Defense motion for DA disqualification denied in Antwan Odom case, but gag order lifted
Defense attorney Frank Housh’s motion for the disqualification of District Attorney Lawrence Friedman from the Antwan Odom assault case was denied, but the attorneys’ gag order was lifted today during oral arguments.
Housh is the defense attorney for Antwan Odom, the Batavia High School athlete charged with cutting Ray Leach with a knife during an alleged argument Aug. 4. Odom is accused of committing assault in the first degree, which carries a prison term of five to 25 years.
In May, Odom turned down Friedman’s offer to for him plead guilty to second-degree assault. The plea would be unconditional and expose Odom to a potential maximum sentence of seven years.
Housh did not feel there was enough of a guarantee from the court that Odom could be tried as a youthful offender and avoid a lengthy prison term, so his client declined the plea offer.
Friedman also filed an order to show cause (a little memorandum asking the judge to take action) in May requesting a gag order on both attorneys after Housh made statements to local reporters that Friedman considered a violation of professional conduct standards.
Friedman also filed an ethical grievance complaint with the state bar.
In response, Housh filed a motion to disqualify Friedman and assign a different prosecutor from an adjacent county to Odom's case. Housh said this motion was to protect his client from prejudice due to conflict of interest since, as he said he sees it, Friedman is prosecuting both him and his client.
Housh said that when Odom chose to not accept Friedman’s plea deal, both he and his client were attacked. He fears that Friedman’s assignment to this case may lower the public’s confidence in the justice system.
Housh said the grievance caused him to retain counsel and assume that every action he took for Odom would be used as evidence against him. Housh said he now represents his client in an unusual manner, such as consulting his personal attorney before consulting with his own client.
Housh insisted he wants to represent Odom but fears he will have to withdraw from the case due to personal, professional and financial costs. He said that his client’s Sixth Amendment right to counsel cannot be upheld if he is protecting himself from legal action. Odom's family and friends nodded their heads in agreement as Housh spoke.
Friedman explicitly opposed the motion. He said there is no merit to Housh’s argument and described it as “nothing short of ludicrous.” He maintained that Housh violated the rules of professional conduct, so it is not logical for the court to remove Friedman as the prosecutor when he was trying to uphold fair trial rights.
Judge Charles Zambito rendered the decision that the district attorney did not demonstrate prejudice nor a conflict of interest and did not act in bad faith when he filed the grievance against Housh. So, the motion for disqualification of Friedman was denied.
In lifting the gag order, Zambito said that neither attorney opposed the gag order but that the local media did contact him to oppose the gag order based on First Amendment/free press grounds.

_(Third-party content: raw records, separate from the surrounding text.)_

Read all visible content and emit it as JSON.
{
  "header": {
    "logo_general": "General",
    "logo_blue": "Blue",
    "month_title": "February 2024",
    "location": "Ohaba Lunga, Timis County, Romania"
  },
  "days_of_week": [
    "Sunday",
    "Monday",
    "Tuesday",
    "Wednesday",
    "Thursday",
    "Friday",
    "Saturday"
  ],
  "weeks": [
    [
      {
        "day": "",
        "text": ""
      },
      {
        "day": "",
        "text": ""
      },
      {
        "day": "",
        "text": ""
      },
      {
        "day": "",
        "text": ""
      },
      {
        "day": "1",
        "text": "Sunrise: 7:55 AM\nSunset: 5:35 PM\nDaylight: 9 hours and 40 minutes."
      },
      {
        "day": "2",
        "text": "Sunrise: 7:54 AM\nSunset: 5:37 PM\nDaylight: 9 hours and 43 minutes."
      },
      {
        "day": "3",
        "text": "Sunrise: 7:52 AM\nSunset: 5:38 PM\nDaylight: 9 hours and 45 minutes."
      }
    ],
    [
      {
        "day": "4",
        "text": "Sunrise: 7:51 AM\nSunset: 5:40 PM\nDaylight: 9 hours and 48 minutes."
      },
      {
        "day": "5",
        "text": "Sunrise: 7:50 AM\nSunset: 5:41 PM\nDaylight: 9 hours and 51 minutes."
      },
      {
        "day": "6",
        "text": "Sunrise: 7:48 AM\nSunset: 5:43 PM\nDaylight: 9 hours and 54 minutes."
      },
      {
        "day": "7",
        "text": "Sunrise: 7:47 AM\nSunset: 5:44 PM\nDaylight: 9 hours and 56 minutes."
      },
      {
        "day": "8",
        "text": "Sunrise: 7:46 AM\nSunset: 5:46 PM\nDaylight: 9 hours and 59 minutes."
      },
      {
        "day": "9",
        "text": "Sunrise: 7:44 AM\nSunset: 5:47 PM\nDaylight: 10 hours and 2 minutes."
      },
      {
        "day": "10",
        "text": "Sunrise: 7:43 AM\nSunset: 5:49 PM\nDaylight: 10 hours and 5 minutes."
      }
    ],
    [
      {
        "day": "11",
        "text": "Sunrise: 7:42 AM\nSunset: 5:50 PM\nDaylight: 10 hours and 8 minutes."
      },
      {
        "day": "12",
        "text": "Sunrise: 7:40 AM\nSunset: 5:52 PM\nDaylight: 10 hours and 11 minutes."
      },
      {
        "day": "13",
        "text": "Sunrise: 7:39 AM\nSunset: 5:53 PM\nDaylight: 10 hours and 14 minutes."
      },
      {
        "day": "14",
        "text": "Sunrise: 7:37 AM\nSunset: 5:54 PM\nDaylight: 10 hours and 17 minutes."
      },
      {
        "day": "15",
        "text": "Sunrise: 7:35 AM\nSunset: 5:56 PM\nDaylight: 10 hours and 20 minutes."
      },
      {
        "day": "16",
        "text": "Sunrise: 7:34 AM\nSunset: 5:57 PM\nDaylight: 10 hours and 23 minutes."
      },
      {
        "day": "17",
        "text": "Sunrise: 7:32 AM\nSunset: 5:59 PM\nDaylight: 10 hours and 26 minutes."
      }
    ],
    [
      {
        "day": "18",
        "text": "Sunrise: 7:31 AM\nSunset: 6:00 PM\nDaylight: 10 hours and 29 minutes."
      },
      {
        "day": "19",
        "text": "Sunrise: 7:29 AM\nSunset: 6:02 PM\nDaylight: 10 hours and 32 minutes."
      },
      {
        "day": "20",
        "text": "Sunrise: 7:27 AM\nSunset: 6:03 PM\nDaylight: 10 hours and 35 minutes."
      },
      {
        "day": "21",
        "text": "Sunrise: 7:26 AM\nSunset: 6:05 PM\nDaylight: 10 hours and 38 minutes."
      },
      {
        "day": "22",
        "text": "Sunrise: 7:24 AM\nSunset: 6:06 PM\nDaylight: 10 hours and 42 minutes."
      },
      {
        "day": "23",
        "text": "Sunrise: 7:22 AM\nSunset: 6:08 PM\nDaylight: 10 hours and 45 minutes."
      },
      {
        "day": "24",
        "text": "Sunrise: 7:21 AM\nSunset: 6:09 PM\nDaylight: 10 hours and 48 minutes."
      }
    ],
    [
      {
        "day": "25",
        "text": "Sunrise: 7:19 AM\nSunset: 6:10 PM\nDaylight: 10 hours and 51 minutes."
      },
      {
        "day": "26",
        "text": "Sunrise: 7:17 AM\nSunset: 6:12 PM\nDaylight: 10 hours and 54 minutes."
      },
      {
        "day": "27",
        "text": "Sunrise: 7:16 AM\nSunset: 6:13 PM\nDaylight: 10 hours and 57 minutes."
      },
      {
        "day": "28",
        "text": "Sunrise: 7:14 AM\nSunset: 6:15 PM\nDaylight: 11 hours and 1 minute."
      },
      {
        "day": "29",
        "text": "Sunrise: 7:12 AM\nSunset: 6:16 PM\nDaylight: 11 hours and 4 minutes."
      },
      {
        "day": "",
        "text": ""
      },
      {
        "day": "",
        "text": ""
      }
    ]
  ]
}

The Batavian filed a memo with the court objecting to the gag order, using material provided by the Reporters Committee on Freedom of the Press.
Zambito lifted the gag order on the attorneys today.
Judge Zambito reminded the attorneys of the rules of professional conduct regarding extrajudicial statements to the media.
Friedman asked for a deadline for Housh to notify the court of his decision to continue to represent Odom. Zambito did not set a deadline because he trusts Housh will alert the court of any changes as soon as possible.
“With me or somebody else, my client is going to try his case," Housh said outside of court. "We believe strongly that the jury is going to see that this is a clear case of justification. My client was not the first aggressor.
“I think the judge is confident the lawyers understood their obligations. I don’t think I did anything wrong by explaining to the press what my motion was. The judge just wants the case to proceed to trial, and that’s what we’re going to do,” Housh added.
Odom’s trial is slated to begin Aug. 5 in Genesee County Court.